The Vaccine Confidence Arts Response Repository was developed by the University of Florida Center for Arts in Medicine. This resource is an open-access collection of recent or current projects, organizations and professionals using arts and culture-based approaches to promote COVID-19 vaccine confidence and uptake. Director of the University of Florida Center for Arts in Medicine Dr. Jill Sonke advised the CDC’s Vaccine Confidence and Demand Team as a subject matter expert and served as lead author of the guides.
HAMPTON—One of Charles White’s earliest public art commissions, The Contribution of the Negro to Democracy in America, is installed in Wainwright Auditorium on Hampton University’s campus in Virginia. At the time, the building housed the campus YMCA, a hub of activity where the mural was highly visible.
A $75,000 grant from the National Trust for Historic Preservation’s African American Cultural Heritage Action Fund will support the installation of an HVAC system in the more than century-old building, helping to create and maintain a temperate environment conducive to the mural’s preservation. Hampton University is one of 40 Black history sites receiving grants. The Action Fund is distributing more than $3 Million in grants to preserve buildings and support organizations across the United States.
NEW YORK—The American Folk Art Museum announced a gift of works from the collection of Museum Trustee Laura Parsons and her husband, Richard Parsons. The Parsons’ gift has been made in honor of the Museum’s sixtieth anniversary.
“This magnanimous gift is the most recent contribution that Laura and Richard have made to the American Folk Art Museum,” said Jason T. Busch, Director and CEO of AFAM. “The paintings and sculpture included in the gift are transformational additions to the Museum’s collection and enhance our commitment to presenting an inclusive, nuanced, and meaningful story of folk and self-taught art across time and place.”
ST. LOUIS—The Saint Louis Art Museum has expanded the thirty-year-old Romare Bearden Graduate Museum Fellowship from a one-year paid fellowship to a two-year paid fellowship.
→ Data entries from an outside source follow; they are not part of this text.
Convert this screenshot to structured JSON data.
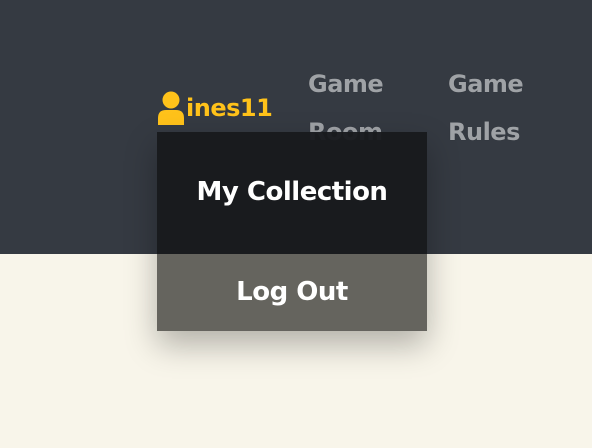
{
  "header": {
    "background": "#353a42",
    "user": {
      "icon": "user-icon",
      "name": "ines11",
      "color": "#ffc21a"
    },
    "nav": [
      {
        "line1": "Game",
        "line2": "Room"
      },
      {
        "line1": "Game",
        "line2": "Rules"
      }
    ]
  },
  "dropdown": {
    "items": [
      {
        "label": "My Collection"
      },
      {
        "label": "Log Out"
      }
    ]
  },
  "page": {
    "background": "#f8f5ea"
  }
}
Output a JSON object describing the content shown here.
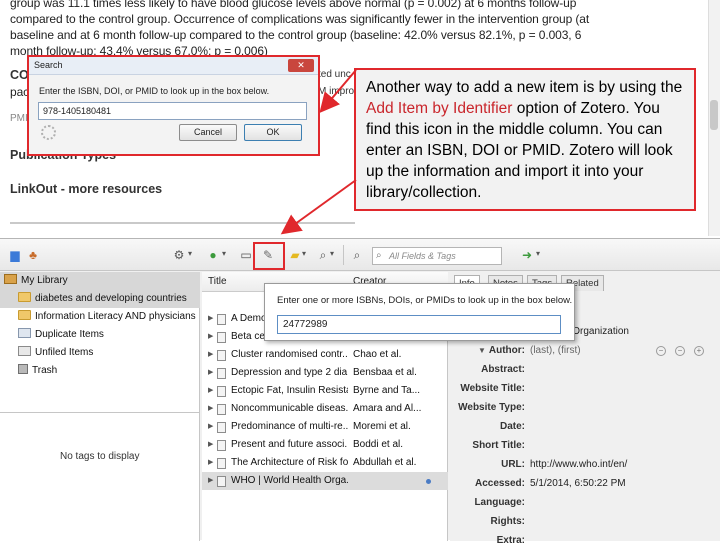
{
  "article": {
    "lines": [
      "group was 11.1 times less likely to have blood glucose levels above normal (p = 0.002) at 6 months follow-up",
      "compared to the control group. Occurrence of complications was significantly fewer in the intervention group (at",
      "baseline and at 6 month follow-up compared to the control group (baseline: 42.0% versus 82.1%, p = 0.003, 6",
      "month follow-up: 43.4% versus 67.0%; p = 0.006)"
    ],
    "frag_co": "CO",
    "frag_pac": "pac",
    "frag_pmi": "PMI",
    "frag_right1": "ted unc",
    "frag_right2": "M improv",
    "publication_types": "Publication Types",
    "linkout": "LinkOut - more resources"
  },
  "search_dialog": {
    "title": "Search",
    "close": "✕",
    "prompt": "Enter the ISBN, DOI, or PMID to look up in the box below.",
    "value": "978-1405180481",
    "cancel": "Cancel",
    "ok": "OK"
  },
  "callout": {
    "before": "Another way to add a new item is by using the ",
    "highlight": "Add Item by Identifier",
    "after": " option of Zotero. You find this icon in the middle column. You can enter an ISBN, DOI or PMID. Zotero will look up the information and import it into your library/collection.",
    "highlight_color": "#c9252b"
  },
  "zotero": {
    "search_placeholder": "All Fields & Tags",
    "collections": [
      {
        "label": "My Library",
        "icon": "library-icon"
      },
      {
        "label": "diabetes and developing countries",
        "icon": "folder-icon"
      },
      {
        "label": "Information Literacy AND physicians",
        "icon": "folder-icon"
      },
      {
        "label": "Duplicate Items",
        "icon": "duplicate-icon"
      },
      {
        "label": "Unfiled Items",
        "icon": "unfiled-icon"
      },
      {
        "label": "Trash",
        "icon": "trash-icon"
      }
    ],
    "tags_empty": "No tags to display",
    "columns": {
      "title": "Title",
      "creator": "Creator"
    },
    "items": [
      {
        "title": "A Demo",
        "creator": ""
      },
      {
        "title": "Beta ce",
        "creator": ""
      },
      {
        "title": "Cluster randomised contr...",
        "creator": "Chao et al."
      },
      {
        "title": "Depression and type 2 dia...",
        "creator": "Bensbaa et al."
      },
      {
        "title": "Ectopic Fat, Insulin Resista...",
        "creator": "Byrne and Ta..."
      },
      {
        "title": "Noncommunicable diseas...",
        "creator": "Amara and Al..."
      },
      {
        "title": "Predominance of multi-re...",
        "creator": "Moremi et al."
      },
      {
        "title": "Present and future associ...",
        "creator": "Boddi et al."
      },
      {
        "title": "The Architecture of Risk fo...",
        "creator": "Abdullah et al."
      },
      {
        "title": "WHO | World Health Orga...",
        "creator": ""
      }
    ],
    "tabs": [
      "Info",
      "Notes",
      "Tags",
      "Related"
    ],
    "fields": [
      {
        "label": "",
        "value": "ld Health Organization"
      },
      {
        "label": "Author:",
        "value": "(last), (first)"
      },
      {
        "label": "Abstract:",
        "value": ""
      },
      {
        "label": "Website Title:",
        "value": ""
      },
      {
        "label": "Website Type:",
        "value": ""
      },
      {
        "label": "Date:",
        "value": ""
      },
      {
        "label": "Short Title:",
        "value": ""
      },
      {
        "label": "URL:",
        "value": "http://www.who.int/en/"
      },
      {
        "label": "Accessed:",
        "value": "5/1/2014, 6:50:22 PM"
      },
      {
        "label": "Language:",
        "value": ""
      },
      {
        "label": "Rights:",
        "value": ""
      },
      {
        "label": "Extra:",
        "value": ""
      }
    ],
    "identifier_popup": {
      "prompt": "Enter one or more ISBNs, DOIs, or PMIDs to look up in the box below.",
      "value": "24772989"
    }
  }
}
Named for African-American artist Romare Bearden, the opportunity is designed to prepare graduate students of color seeking careers as art historians and museum professionals.
Because of the change, the Museum this summer welcomed two new fellows—Shaka Myrick as the inaugural two-year fellow for 2021-2023 and Delyn Stephenson as a one-year fellow for 2021-2022. A new fellow will begin work each year, which will allow first-year fellows to work closely with those completing their second year of the program.